Some have observed that British Columbia establishing the first retail hydrogen fueling station in Canada has touched off a fresh rivalry. Competition among the three provinces, and hopefully others in the future, can help to spread hydrogen fuel cell technology further.
Automakers certainly wouldn’t complain to have some extra help from the provinces. In fact, Hyundai was first in line to pledge support for the new hydrogen fueling stations in British Columbia. Not to be outdone, Quebec scooped up 50 Toyota Mirai fuel cell vehicles. Ontario reportedly is getting support from Honda, Hyundai, and Toyota in its quest to establish a hydrogen fueling infrastructure.
Even once those fueling stations have been established, it’s still not going to be possible to drive from one coast to another with a fuel cell vehicle. Still, the hydrogen fueling infrastructure needs to start somewhere.
While it’s great to see a growing network of hydrogen fueling stations in Canada, the hydrogen has to be transported to the facilities so consumers can use their cars. This has historically been a problem, because hydrogen presents some challenges when it comes to distribution.
For now, hydrogen is often produced right by fueling stations or facilities where it’s used. With a growing number of retail fueling stations, that might not be such a viable way of distributing hydrogen. There exist three main methods of transporting hydrogen to fuel stations.
The first method is one you might already know something about: pipelines. In Canada, there are pipelines for transporting all kinds of liquids and gases. It’s a relatively inexpensive way to transport hydrogen. However, there aren’t many hydrogen pipelines in Canada, so an infrastructure would need to be constructed for this solution to really work. The unique properties of hydrogen means specialized pipes and compressors must be used, ballooning the cost of installing pipelines.
Hydrogen can be transported in high-pressure tube trailers, which are pulled by a semi truck or can be loaded onto a train or boat. Because of the design of these tube trailers and how much hydrogen can be compressed into the container, this is an expensive way of transporting hydrogen.
Through cryogenic liquefaction, hydrogen turns into a liquid by rapidly cooling it. In liquid form, hydrogen can be transported at a much lower cost than with high-pressure tube trailers. The big catch with liquefaction is the cost, which for now is quite high. There’s a second issue with this method. If the rate of use of the hydrogen at the delivery site isn’t high enough, some of the liquid will boil off or evaporate from the tanks where it’s stored. That’s obviously not the result everyone wants, so there has to be a careful balancing of what’s delivered and consumption rates at the fueling station.

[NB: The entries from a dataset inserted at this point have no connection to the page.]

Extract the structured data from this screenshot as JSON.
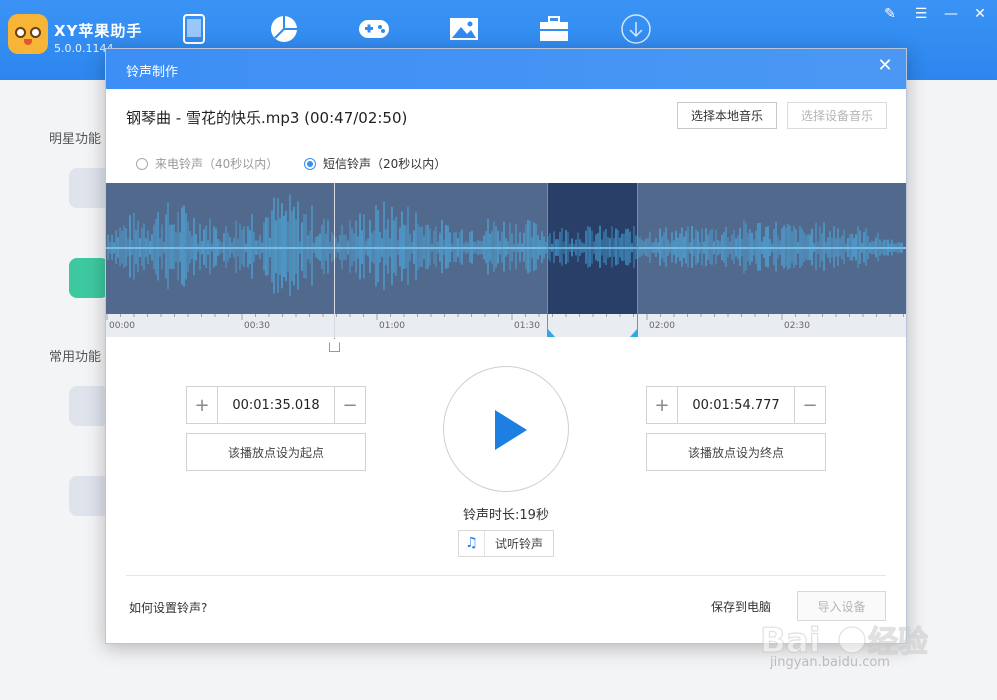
{
  "app": {
    "name": "XY苹果助手",
    "version": "5.0.0.1144",
    "nav_icons": [
      "phone-icon",
      "pie-icon",
      "gamepad-icon",
      "image-icon",
      "toolbox-icon",
      "download-icon"
    ],
    "window_controls": [
      "edit-icon",
      "menu-icon",
      "minimize-icon",
      "close-icon"
    ]
  },
  "sidebar": {
    "section1": "明星功能",
    "section2": "常用功能"
  },
  "dialog": {
    "title": "铃声制作",
    "file_title": "钢琴曲 - 雪花的快乐.mp3 (00:47/02:50)",
    "btn_local": "选择本地音乐",
    "btn_device": "选择设备音乐",
    "radio_call": "来电铃声（40秒以内）",
    "radio_sms": "短信铃声（20秒以内）",
    "radio_selected": "sms",
    "timeline_labels": [
      "00:00",
      "00:30",
      "01:00",
      "01:30",
      "02:00",
      "02:30"
    ],
    "start_time": "00:01:35.018",
    "end_time": "00:01:54.777",
    "set_start": "该播放点设为起点",
    "set_end": "该播放点设为终点",
    "plus": "+",
    "minus": "−",
    "duration": "铃声时长:19秒",
    "preview": "试听铃声",
    "help": "如何设置铃声?",
    "save_pc": "保存到电脑",
    "import": "导入设备"
  },
  "watermark": {
    "text": "jingyan.baidu.com"
  },
  "colors": {
    "accent": "#2f8cf0",
    "play": "#1e7fe3",
    "wave_bg": "#51698c",
    "wave_selection": "#2a3f67",
    "wave_stroke": "#4cc3ff"
  }
}
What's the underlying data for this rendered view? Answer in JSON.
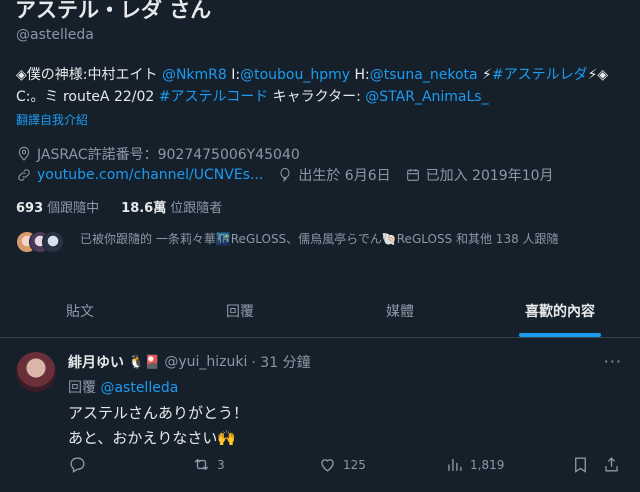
{
  "profile": {
    "display_name": "アステル・レダ さん",
    "handle": "@astelleda",
    "bio": {
      "p1": "◈僕の神様:中村エイト ",
      "m1": "@NkmR8",
      "p2": " I:",
      "m2": "@toubou_hpmy",
      "p3": " H:",
      "m3": "@tsuna_nekota",
      "p4": " ⚡",
      "h1": "#アステルレダ",
      "p5": "⚡◈ C:。ミ routeA 22/02 ",
      "h2": "#アステルコード",
      "p6": " キャラクター: ",
      "m4": "@STAR_AnimaLs_"
    },
    "translate_label": "翻譯自我介紹",
    "location": "JASRAC許諾番号：9027475006Y45040",
    "website": "youtube.com/channel/UCNVEs...",
    "birthday": "出生於 6月6日",
    "joined": "已加入 2019年10月",
    "following_count": "693",
    "following_label": "個跟隨中",
    "followers_count": "18.6萬",
    "followers_label": "位跟隨者",
    "followed_by": "已被你跟隨的 一条莉々華🌃ReGLOSS、儒烏風亭らでん🐚ReGLOSS 和其他 138 人跟隨"
  },
  "tabs": [
    {
      "label": "貼文"
    },
    {
      "label": "回覆"
    },
    {
      "label": "媒體"
    },
    {
      "label": "喜歡的內容"
    }
  ],
  "tweet": {
    "author_name": "緋月ゆい",
    "author_emoji": "🐧🎴",
    "author_handle": "@yui_hizuki",
    "time": "· 31 分鐘",
    "reply_prefix": "回覆 ",
    "reply_to": "@astelleda",
    "text_line1": "アステルさんありがとう！",
    "text_line2": "あと、おかえりなさい🙌",
    "retweets": "3",
    "likes": "125",
    "views": "1,819"
  },
  "colors": {
    "background": "#15202b",
    "accent": "#1d9bf0",
    "text_primary": "#e7e9ea",
    "text_secondary": "#8b98a5"
  }
}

The current transportation methods for hydrogen doesn’t condense the fuel enough to make long-distance journeys worth the cost. That’s because the energy density per unit volume is actually lower than any other fuel, which must be used in the transportation process.
These challenges highlight why producing hydrogen onsite or near fueling stations is for now the best practice. One problem is that reality limits how many retail hydrogen fueling stations can exist in Canada, which in turn has a direct effect on the sale of hydrogen cars to the public. Also, producing hydrogen in large facilities reduces production costs, but it means higher distribution costs. Smaller production centres might cut down or eliminate the cost of distributing hydrogen, but it in turn increases the cost of making it.
Widespread adoption of hydrogen cars in Canada is going to take some time. The country enjoys some natural advantages when it comes to hydrogen production, plus hydrogen cars are beneficial to the lifestyle of many Canadians. However, fuel cell and hydrogen production technologies aren’t quite ready for mainstream use, although that could change in the not-distant future.